But since that rocky first inning of his season, the Mets’ lefty has been a different pitcher, as evidenced by his tremendous six innings of two-hit ball against the Phillies on Wednesday in a 5-1 win.

Peterson tied a career high with 10 strikeouts, and he credits his turnaround to a mechanical change that he made after that tumultuous first inning in Philadelphia.

“It was just kind of keeping my frontside strong instead of kind of letting it leak off and letting my arm get away from me,” Peterson explained.

Peterson also gave a lot of the credit to his battery mate, saying he felt in sync with James McCann all night long.

“I felt good. I thought James and I were on the same page pitch-wise, and he did a hell of a job back there,” Peterson said. “I think just getting ahead of guys and putting yourself in good position leads to good results.

“I thought it was a good night. Felt good, like I said, McCann and I were on the same page, working well. The offense, they did a great job and the defense was great behind us all night, and then the bullpen shutting it down was awesome.”

Peterson was in complete command on Wednesday, with the only blemish on his line coming on a Jean Segura solo home run in the top of the fifth inning.

He was pulled after 80 pitches and six innings, as his spot came up in the batting order with runners on base in the bottom of the sixth, and even though he completely understood Luis Rojas’ decision, it was clear that the competitor in Peterson wanted to stay in the game a little longer.

“I felt good tonight, I really did. I felt like I did my job and it was [Jeurys Familia’s] turn,” Peterson said. “We had guys on base when I was going to come up in the lineup. It was probably the right move to go there and pinch hit and go to the bullpen. I mean, I felt good, but that’s the decision that was made. We won the game, so all good.”

Rojas praised his young left-hander after the Mets’ third straight win over the Phillies, once again speaking to Peterson’s maturity and poise, two aspects of his game that seem to be well beyond his years.

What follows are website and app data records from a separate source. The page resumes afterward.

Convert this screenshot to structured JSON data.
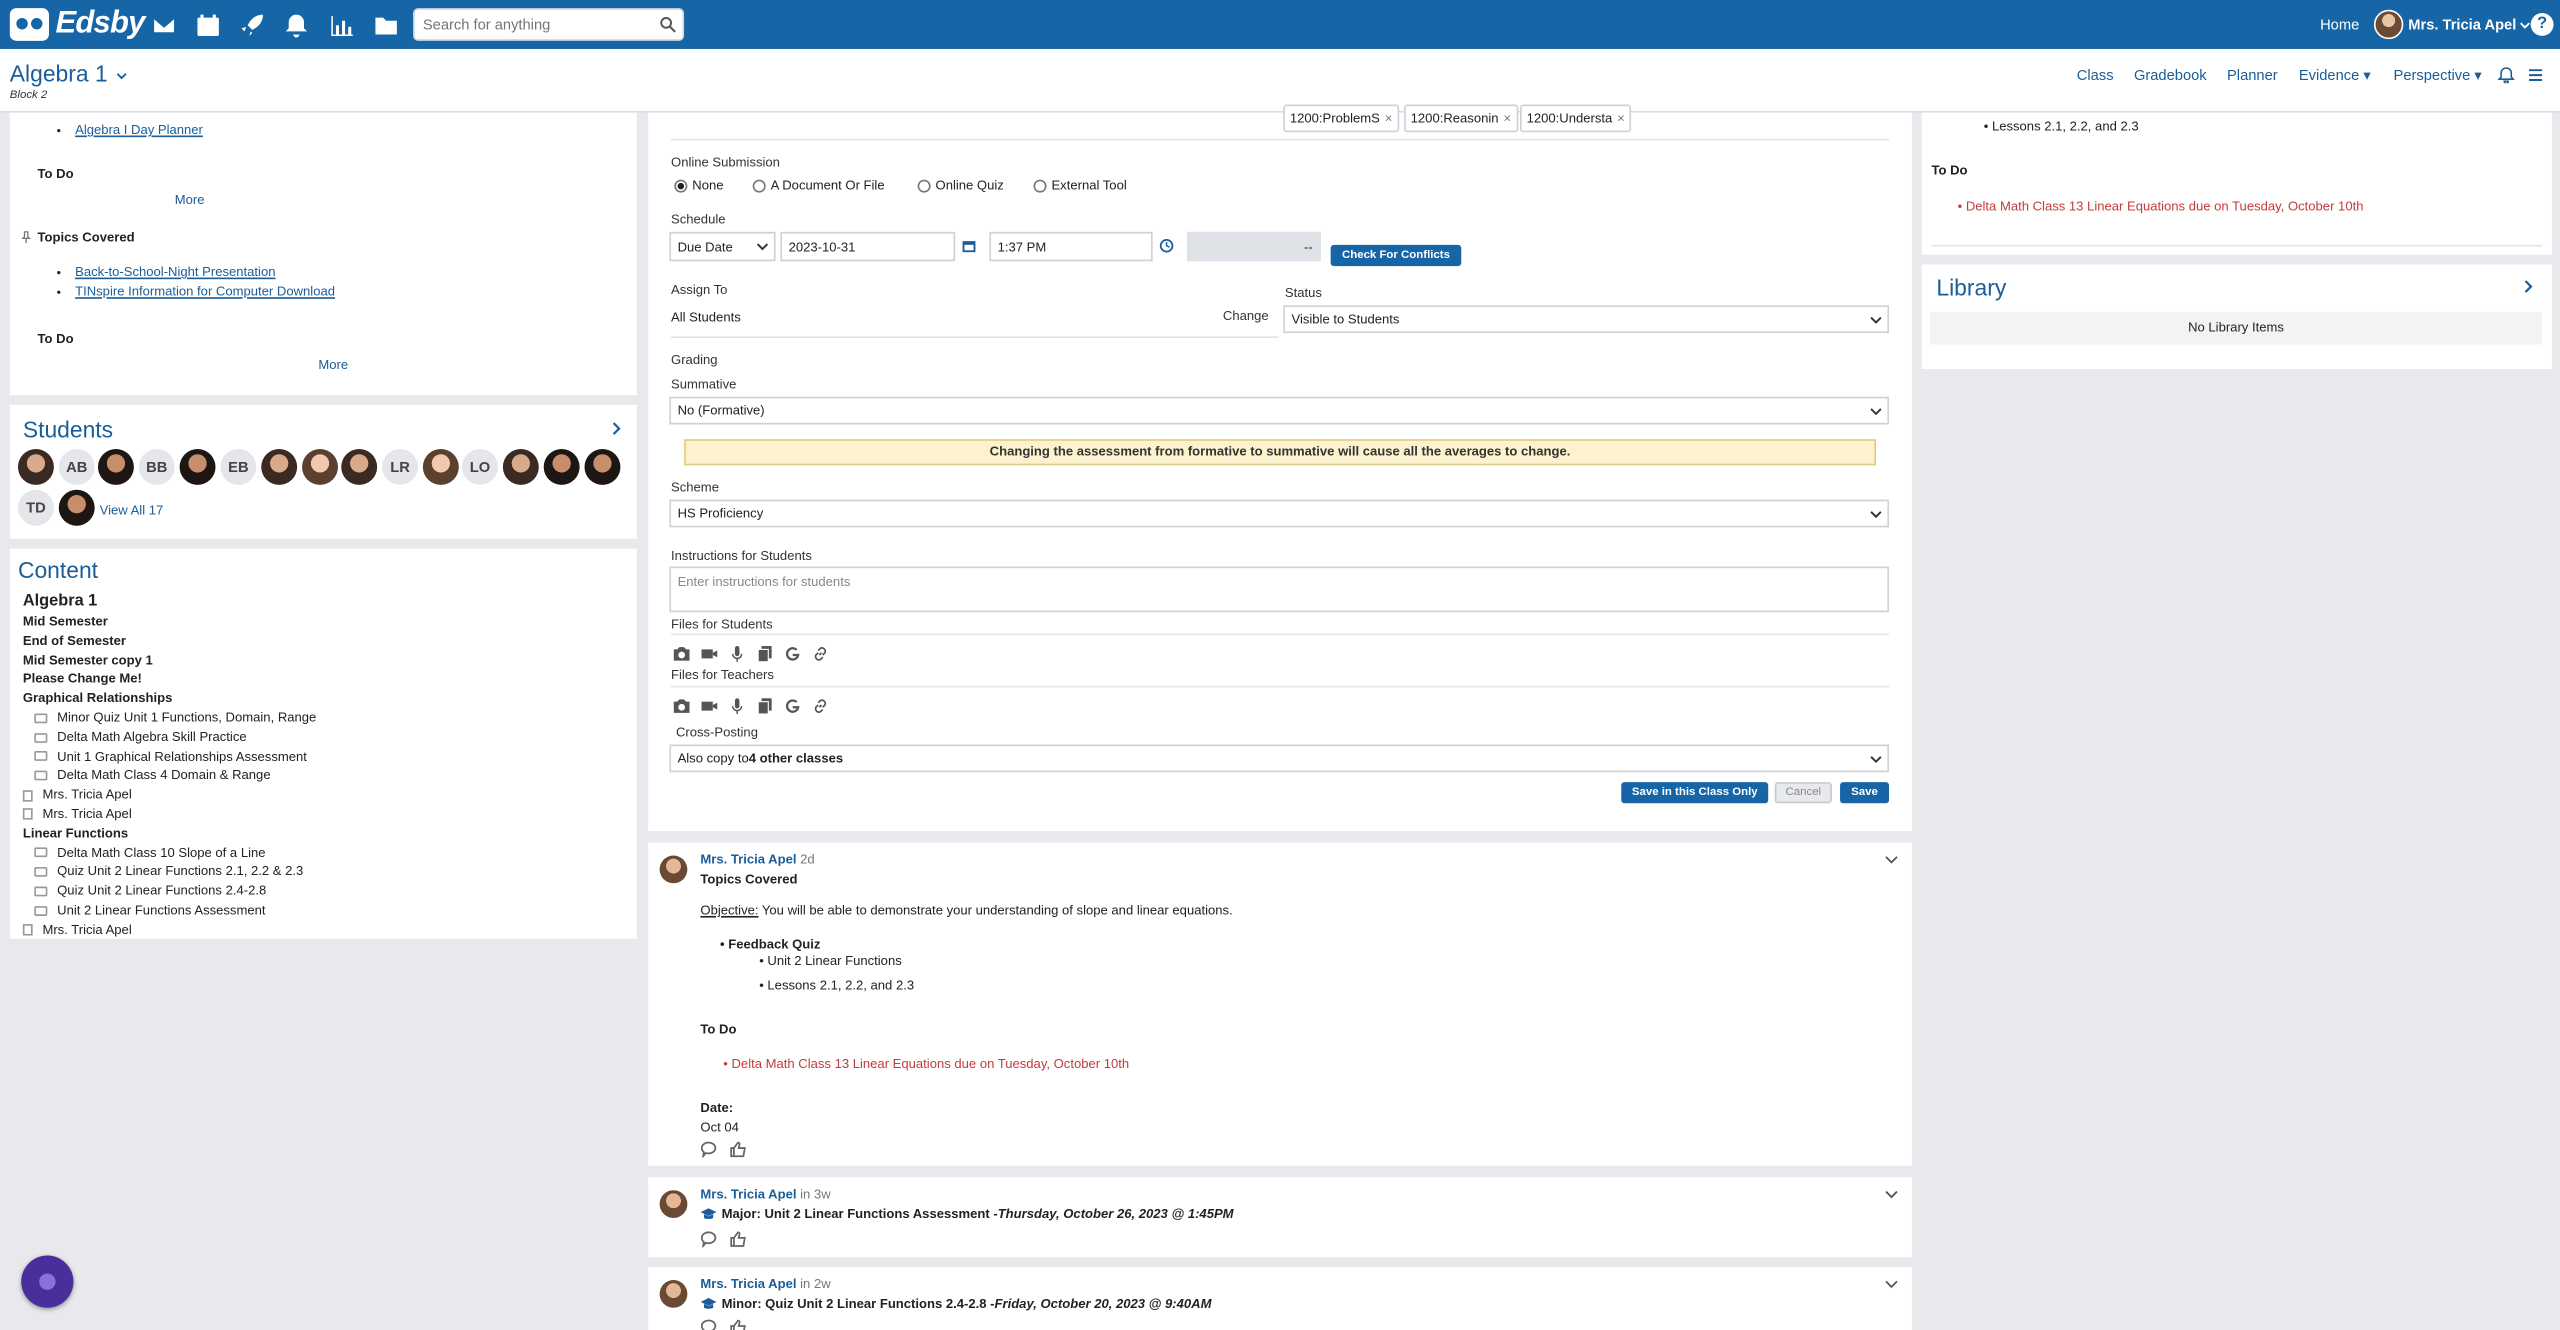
{
  "topbar": {
    "logo": "Edsby",
    "search_placeholder": "Search for anything",
    "home": "Home",
    "user": "Mrs. Tricia Apel",
    "help": "?"
  },
  "subheader": {
    "class_title": "Algebra 1",
    "block": "Block 2",
    "nav": [
      "Class",
      "Gradebook",
      "Planner",
      "Evidence",
      "Perspective"
    ]
  },
  "left_top": {
    "planner_link": "Algebra I Day Planner",
    "todo": "To Do",
    "more": "More",
    "topics_covered": "Topics Covered",
    "links": [
      "Back-to-School-Night Presentation",
      "TINspire Information for Computer Download"
    ],
    "todo2": "To Do",
    "more2": "More"
  },
  "students": {
    "title": "Students",
    "initials": [
      "AB",
      "BB",
      "EB",
      "LR",
      "LO",
      "TD"
    ],
    "view_all": "View All 17"
  },
  "content": {
    "title": "Content",
    "items": [
      {
        "text": "Algebra 1",
        "kind": "head"
      },
      {
        "text": "Mid Semester",
        "kind": "bold"
      },
      {
        "text": "End of Semester",
        "kind": "bold"
      },
      {
        "text": "Mid Semester copy 1",
        "kind": "bold"
      },
      {
        "text": "Please Change Me!",
        "kind": "bold"
      },
      {
        "text": "Graphical Relationships",
        "kind": "bold"
      },
      {
        "text": "Minor Quiz Unit 1 Functions, Domain, Range",
        "kind": "folder"
      },
      {
        "text": "Delta Math Algebra Skill Practice",
        "kind": "folder"
      },
      {
        "text": "Unit 1 Graphical Relationships Assessment",
        "kind": "folder"
      },
      {
        "text": "Delta Math Class 4 Domain & Range",
        "kind": "folder"
      },
      {
        "text": "Mrs. Tricia Apel",
        "kind": "doc"
      },
      {
        "text": "Mrs. Tricia Apel",
        "kind": "doc"
      },
      {
        "text": "Linear Functions",
        "kind": "bold"
      },
      {
        "text": "Delta Math Class 10 Slope of a Line",
        "kind": "folder"
      },
      {
        "text": "Quiz Unit 2 Linear Functions 2.1, 2.2 & 2.3",
        "kind": "folder"
      },
      {
        "text": "Quiz Unit 2 Linear Functions 2.4-2.8",
        "kind": "folder"
      },
      {
        "text": "Unit 2 Linear Functions Assessment",
        "kind": "folder"
      },
      {
        "text": "Mrs. Tricia Apel",
        "kind": "doc"
      }
    ]
  },
  "form": {
    "tags": [
      "1200:ProblemS",
      "1200:Reasonin",
      "1200:Understa"
    ],
    "online_submission": "Online Submission",
    "radios": [
      "None",
      "A Document Or File",
      "Online Quiz",
      "External Tool"
    ],
    "schedule": "Schedule",
    "due_select": "Due Date",
    "date": "2023-10-31",
    "time": "1:37 PM",
    "end": "--",
    "check_conflicts": "Check For Conflicts",
    "assign_to": "Assign To",
    "all_students": "All Students",
    "change": "Change",
    "status": "Status",
    "status_value": "Visible to Students",
    "grading": "Grading",
    "summative": "Summative",
    "summative_value": "No (Formative)",
    "warning": "Changing the assessment from formative to summative will cause all the averages to change.",
    "scheme": "Scheme",
    "scheme_value": "HS Proficiency",
    "instructions": "Instructions for Students",
    "instructions_placeholder": "Enter instructions for students",
    "files_students": "Files for Students",
    "files_teachers": "Files for Teachers",
    "cross_posting": "Cross-Posting",
    "cross_prefix": "Also copy to ",
    "cross_bold": "4 other classes",
    "save_class_only": "Save in this Class Only",
    "cancel": "Cancel",
    "save": "Save"
  },
  "posts": [
    {
      "author": "Mrs. Tricia Apel",
      "meta": "2d",
      "title": "Topics Covered",
      "objective_label": "Objective:",
      "objective_text": " You will be able to demonstrate your understanding of slope and linear equations.",
      "feedback_quiz": "Feedback Quiz",
      "sub": [
        "Unit 2 Linear Functions",
        "Lessons 2.1, 2.2, and 2.3"
      ],
      "todo": "To Do",
      "todo_item": "Delta Math Class 13 Linear Equations due on Tuesday, October 10th",
      "date_label": "Date:",
      "date_value": "Oct 04"
    },
    {
      "author": "Mrs. Tricia Apel",
      "meta": "in 3w",
      "title_prefix": "Major: Unit 2 Linear Functions Assessment - ",
      "title_date": "Thursday, October 26, 2023 @ 1:45PM"
    },
    {
      "author": "Mrs. Tricia Apel",
      "meta": "in 2w",
      "title_prefix": "Minor: Quiz Unit 2 Linear Functions 2.4-2.8  - ",
      "title_date": "Friday, October 20, 2023 @ 9:40AM"
    }
  ],
  "right": {
    "lesson_item": "Lessons 2.1, 2.2, and 2.3",
    "todo": "To Do",
    "todo_item": "Delta Math Class 13 Linear Equations due on Tuesday, October 10th",
    "library_title": "Library",
    "no_items": "No Library Items"
  }
}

“You could tell he was ready to go, making the adjustments that he made after the first inning of that first outing, I think that gave him something, and you could tell that he was on a mission tonight,” Rojas said.

“That’s his poise again. This kid has shown that ever since the first time that I met him. … He’s up for adversity and he wanted the ball. He wanted to come in and pitch, you saw it from the first inning. He came in attacking, he got two strikeouts out of the first three batters, and then he kept rolling.

“This kid doesn’t get in his head. He just corrects what he needs to correct and goes after it.”